There is only one photograph of Cabezoncito, a Peruvian street dog before he was rescued.
In it, the street dog is strapped to a wheeled contraption at a metro station in Lima, Peru. The straps are tight around the dog’s body; and it looks like he wouldn’t be able to move. So he just lies there with his head hanging down.
While little is known about how Cabezoncito ended up at this metro station, Sara Moran; founder of Milagros Perrunos, a small shelter that cares for disabled dogs in Peru; believes that his owner tied up him up and left him there after Cabezoncito injured his back legs.
“Cabezoncito apparently suffered an accident where he was disabled without being able to walk,” Moran told The Dodo.
When a group of young people found street dog Cabezoncito there four years ago, they unstrapped him from the contraption and fed him.
They thought the dog would be okay after that, but when they returned to the spot two weeks later, they found Cabezoncito tied up in the same spot.
Droves of people walked past, and no one seemed to care. And street dog was very sick by this point, according to Moran.
This time, the young people refused to leave Cabezoncito there; so they took him and delivered him to Moran’s house, where she cares for street dogs; keeping the severely injured or paralyzed ones in baby cribs.
Moran immediately took Cabezoncito to the vet, but she didn’t get good news.
“He had renal insufficiency and his spine was badly injured,” Moran said. “He also had many wounds and scabs, and he couldn’t even walk because he was tied to a table; and he’d urinated and pooped in the same place, which caused his genitals to split.”
The vet wasn’t sure if Cabezoncito would make it — and he would be paralyzed for life if he did survive.
Many people would have chosen to euthanize a dog like Cabezoncito. According to Moran, especially in Peru, where injured and abandoned street dogs, as well as cats and other animals, are a common issue.
But Moran refused to give up on him. She paid for an expensive operation for Cabezoncito, as well as kidney treatments; despite having very little money with which to operate her shelter.
Once Cabezoncito recuperated from surgery, Moran got him a special wheelchair that would allow him to run around like a normal dog.
He still has to wear diapers, and he eats a special medicated diet that helps his ongoing kidney issues, but he can finally run around freely.
While Cabezoncito may not ever be able to walk without his wheelchair, he’s living a full life, Moran said.
At the shelter, Cabezoncito has about 60 dog brothers and sisters; many of whom were rescued from the streets of Peru and have similar disabilities.
Cabezoncito loves to run on the beach and around Moran’s property now, and he’s even participated in a marathon, according to Moran.
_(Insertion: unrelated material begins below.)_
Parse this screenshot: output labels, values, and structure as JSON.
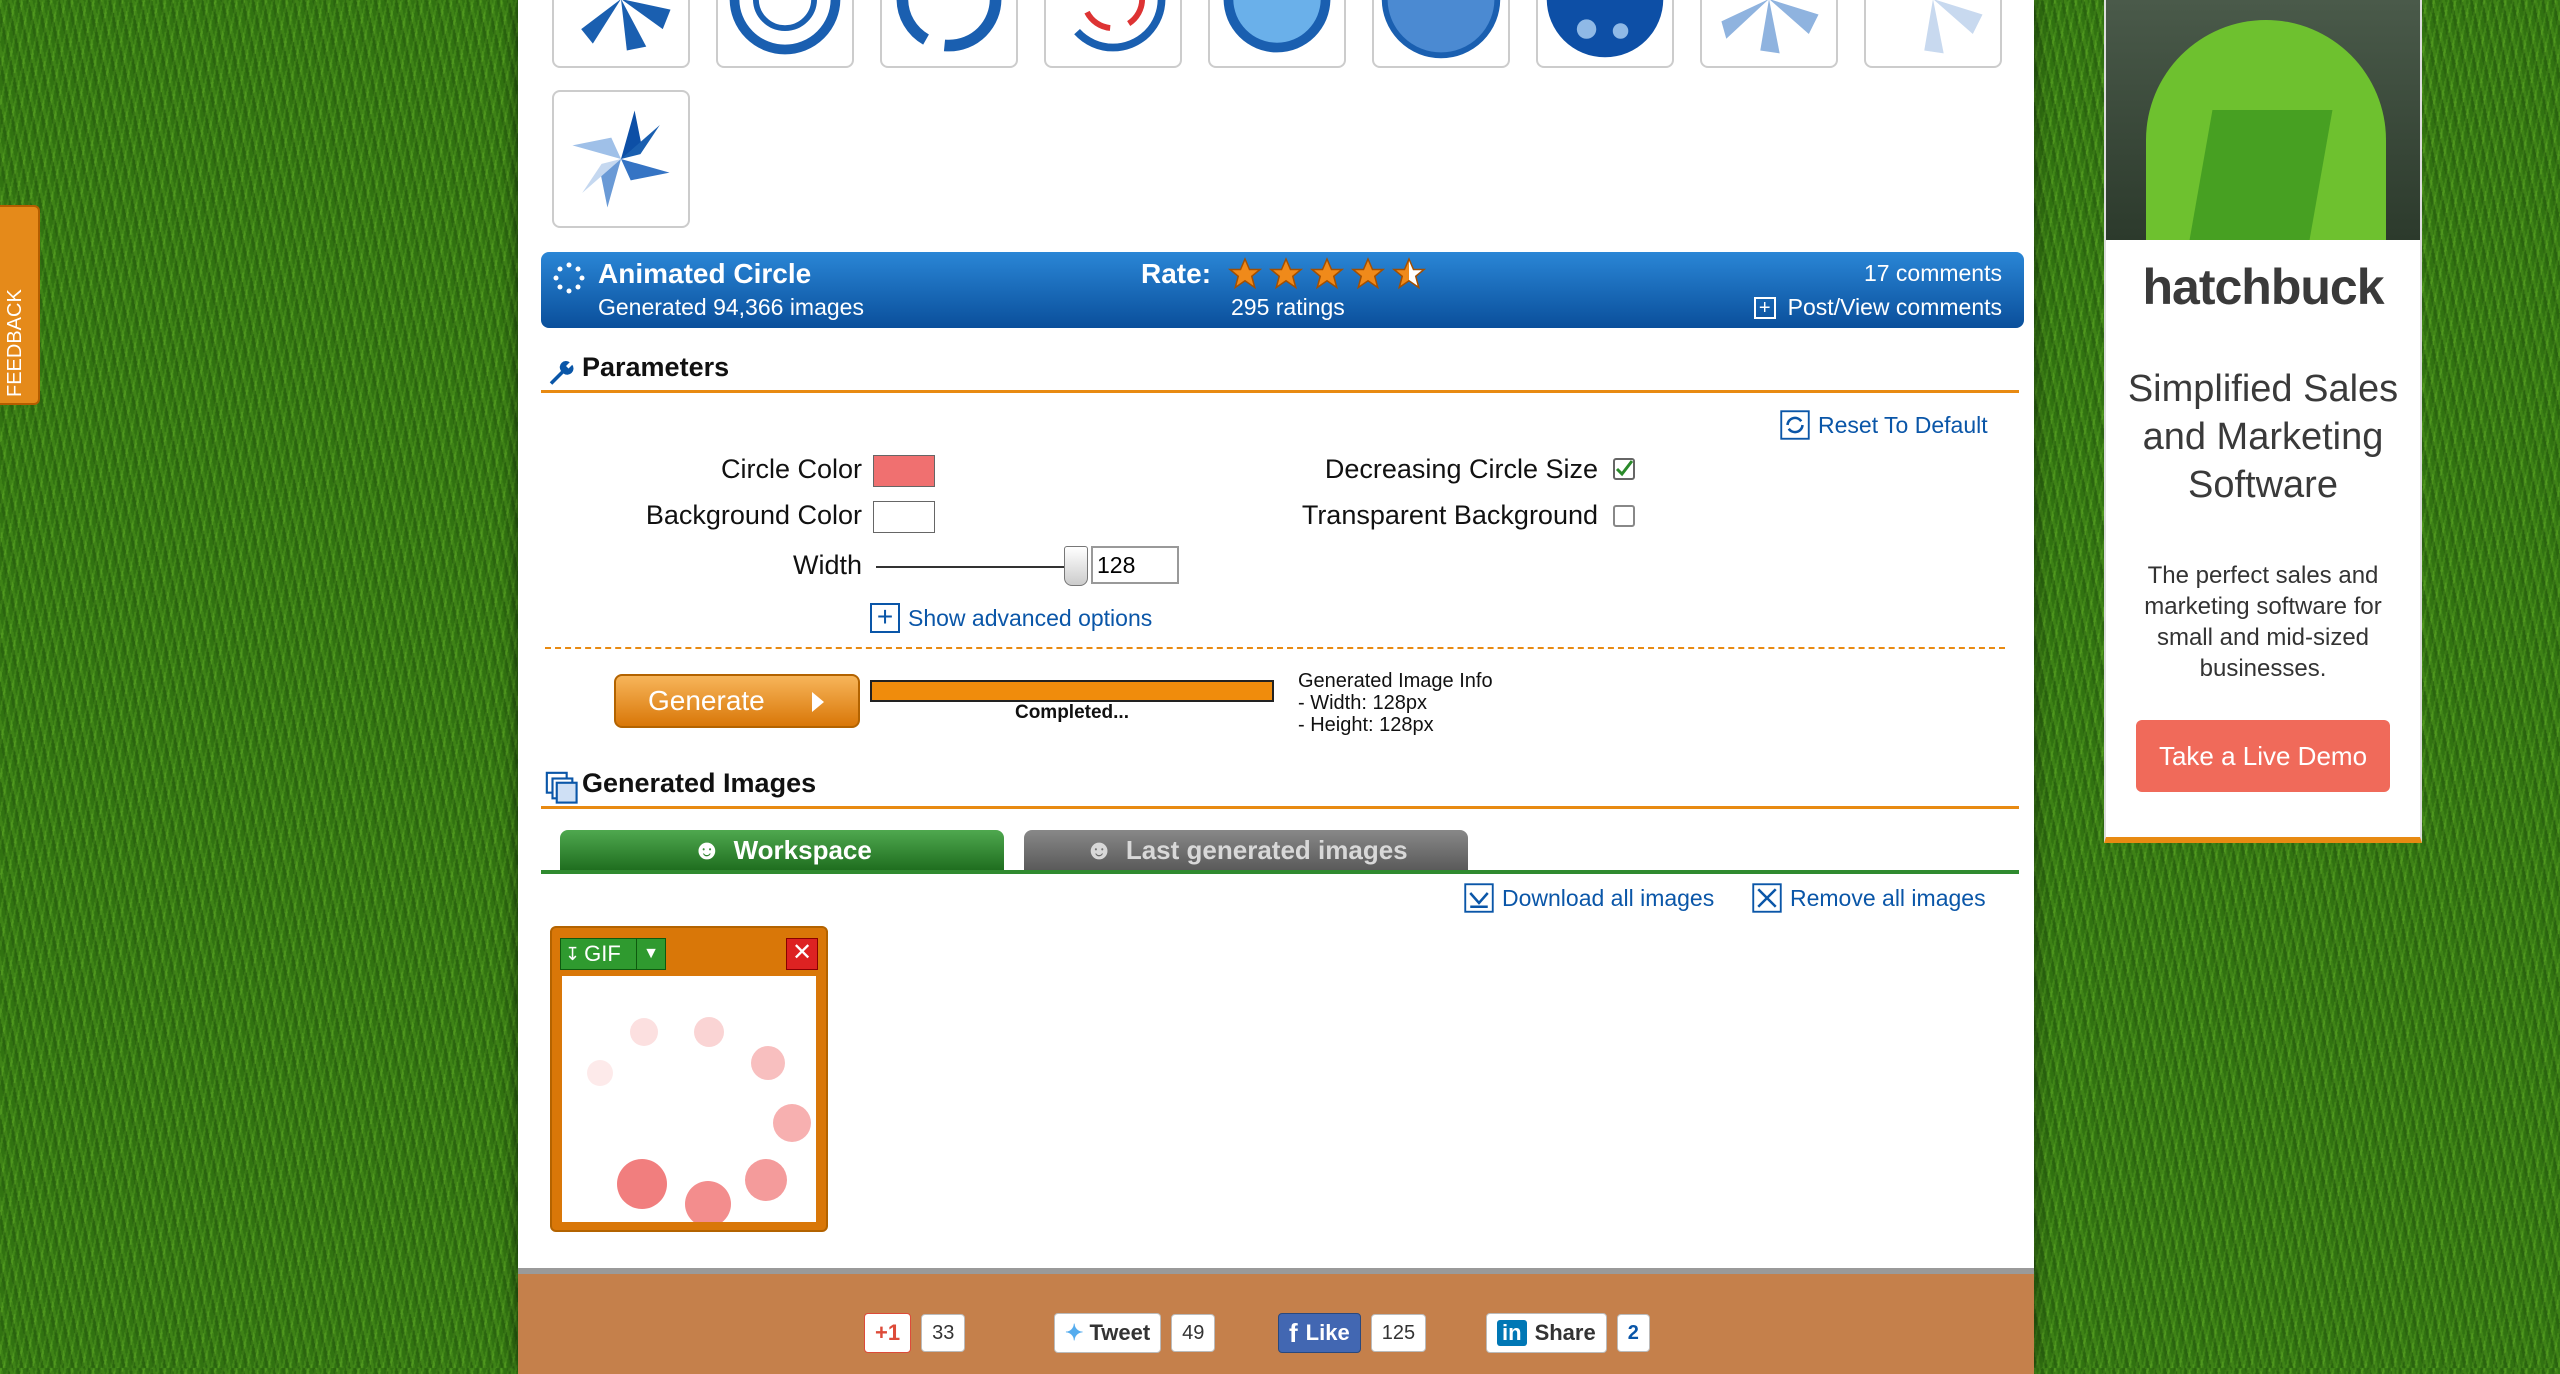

“Cabezoncito is a great warrior,” Moran said. “In spite of everything he suffered, he is very loving and sociable with people. Cabezoncito gives us a great lesson of love and courage for life.”